DEIR QUANUN AN-NAHR, Lebanon â€” The low murmur began as the coffins were taken from waiting vans and hoisted onto the shoulders of dozens of young men. By the time the nine corpses were carried half a kilometre to the cemetery in this southern Lebanese town, it had reached a crescendo of anguish.
Chants of “Hizbollah” became shrieks of grief among women gathered on balconies and rooftops of collapsed buildings, and even the hardest of the young men broke down. They pushed their way into the grim parade to put themselves among the pallbearers.
The Hizbollah bastion town of Deir Quanun An-Nahr on Saturday was burying still more of those killed in Israel’s devastating monthlong offensive against the Shiite group that ended in a volley of shells and bomb strikes last week.
The fighting left at least 1,287 people, nearly all civilians, dead in Lebanon and 4,054 wounded, according to an AFP count based on official figures. Hizbollah announced the death of 74 combatants.
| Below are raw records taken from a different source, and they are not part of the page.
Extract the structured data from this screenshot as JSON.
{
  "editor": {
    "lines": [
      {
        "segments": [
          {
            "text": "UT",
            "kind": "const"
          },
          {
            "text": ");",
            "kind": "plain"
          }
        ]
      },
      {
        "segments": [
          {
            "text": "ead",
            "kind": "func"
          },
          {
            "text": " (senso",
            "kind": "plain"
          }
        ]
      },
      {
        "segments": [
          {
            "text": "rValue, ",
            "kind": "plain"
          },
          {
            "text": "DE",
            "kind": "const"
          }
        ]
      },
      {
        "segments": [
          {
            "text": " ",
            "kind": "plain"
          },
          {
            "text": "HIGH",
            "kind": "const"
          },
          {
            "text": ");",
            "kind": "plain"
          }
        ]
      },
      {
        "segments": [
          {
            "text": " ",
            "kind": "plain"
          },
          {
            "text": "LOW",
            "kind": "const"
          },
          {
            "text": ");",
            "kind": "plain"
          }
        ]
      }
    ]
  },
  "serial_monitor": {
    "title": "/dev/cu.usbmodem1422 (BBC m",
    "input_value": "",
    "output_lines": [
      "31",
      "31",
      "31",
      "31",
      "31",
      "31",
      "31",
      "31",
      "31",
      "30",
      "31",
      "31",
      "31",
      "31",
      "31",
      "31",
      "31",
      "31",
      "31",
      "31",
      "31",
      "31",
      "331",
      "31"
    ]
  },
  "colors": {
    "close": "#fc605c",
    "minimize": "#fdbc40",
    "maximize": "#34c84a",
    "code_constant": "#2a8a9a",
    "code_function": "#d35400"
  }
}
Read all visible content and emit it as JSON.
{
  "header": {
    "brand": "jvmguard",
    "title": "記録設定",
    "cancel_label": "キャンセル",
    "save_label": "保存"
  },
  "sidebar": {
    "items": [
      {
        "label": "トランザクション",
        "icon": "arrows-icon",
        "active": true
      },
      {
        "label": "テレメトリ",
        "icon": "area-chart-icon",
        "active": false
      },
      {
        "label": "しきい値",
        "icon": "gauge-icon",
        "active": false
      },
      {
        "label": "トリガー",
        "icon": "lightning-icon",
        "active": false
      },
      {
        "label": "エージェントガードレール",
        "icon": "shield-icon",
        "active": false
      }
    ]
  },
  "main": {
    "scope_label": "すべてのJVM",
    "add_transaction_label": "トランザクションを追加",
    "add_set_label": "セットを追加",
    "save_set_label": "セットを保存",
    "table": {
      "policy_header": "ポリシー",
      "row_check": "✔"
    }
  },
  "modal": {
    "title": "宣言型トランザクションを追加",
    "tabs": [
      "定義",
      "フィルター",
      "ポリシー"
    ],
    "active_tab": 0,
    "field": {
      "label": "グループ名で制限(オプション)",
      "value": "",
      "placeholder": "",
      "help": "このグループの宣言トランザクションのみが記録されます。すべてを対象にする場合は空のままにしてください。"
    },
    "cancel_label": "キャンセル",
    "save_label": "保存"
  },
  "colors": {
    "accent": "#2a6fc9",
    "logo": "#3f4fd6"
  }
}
After a fragile truce took effect on Monday, villagers began gathering their dead from piles of rubble that had once been homes, and from battlefields where the Muslim fighters had clashed with Israeli soldiers.
“Yesterday we had buried seven. Today we’re burying nine. There might be many more â€” we don’t know. We collect them on the way,” one mourner said while hundreds of others began to gather on a road before the funeral. Several fresh graves, including those of a mother and her two young sons, lay under Lebanese and Hizbollah flags.
The funeral detail is a purely Hizbollah affair. An “honour guard” of young men in black military uniforms and yellow Hizbollah caps had assembled earlier under the orders of older men shouting into two-way radios. They gathered in a line to receive the coffins before the slow climb to the cemetery.
The dead â€” eight fighters and one civilian â€” included an apparent senior member whose wooden casket was more elaborate than the pressboard coffins given to the others.
Each casket was draped in a yellow Hizbollah flag. Photos of the dead, young men staring stoically into the camera or kneeling dressed in fighters’ uniforms and armed with automatic rifles, were hastily taped to the front of each casket.
A four-wheel-drive vehicle adorned with portraits of Hizbollah’s leader Hassan Nasrallah led the procession. Young men zipped up and down the road on motorbikes with Hizbollah flags trailing behind.
Shops around Deir Quanun An-Nahr were shuttered and village life turned completely towards burying the dead. Young boys in camouflage army costumes played with toy guns, seemingly oblivious to the grief that surrounded them.
“Israel and America thought wrong. (Israel) came and then she ran away … but we’re still here,” said one area resident, Mariam Salhab. She stood beside a tangle of shattered concrete and twisted metal bars that had been her home in a village about 20 kilometres from here.
“This is our country. We are strong. This makes us, Hizbollah stronger,” she said, taking in the wreckage around her.
“Southern Lebanon â€” all the men, women, all the children â€” we are all Hizbollah.”
Beirut calls for strong showing at Sweden donorsâ€™ conference
BEIRUT (AFP) â€” Visiting Swedish Aid Minister Carin Jaemtin met Sunday with Prime Minister Fuad Siniora who called on a donors conference in Stockholm later this month to “work hard” to help Lebanon recover from Israel’s offensive.
“It is the duty of the international community to do whatever it can … and to work hard to save Lebanon,” Siniora said at a joint press conference with Jaemtin.
Lebanon suffered “major, major losses. The international community should come together in favour of Lebanon to save Lebanon from this calamity,” he said, Siniora said, adding that damage was “in the billions of dollars.” Jaemtin, minister of international cooperation and development, said details of the conference will be made public after allowing “donors some days, but very few days” to study the terms of their participation.
Before she departed, Jaemtin also met with Lebanon’s finance and economy ministers and toured Beirut’s war-battered southern suburbs, a stronghold of the Lebanese group Hizbollah.
Stockholm plans to host an international aid conference for Lebanon on August 31 with representatives of 60 governments and organisations invited, the Swedish foreign ministry has said.
The monthlong Israeli offensive which ended last Monday left at least 1,287 people dead and 4,054 wounded in Lebanon, according to an AFP count based on official figures. The large majority of casualties were civilians.
Lebanon’s state High Relief Committee has estimated damage inflicted by the offensive at $3.6 billion, with 15,000 homes, 80 bridges and 94 roads destroyed or damaged.
Lebanon already received emergency aid of $500 million from Saudi Arabia and $800 million from Kuwait.Â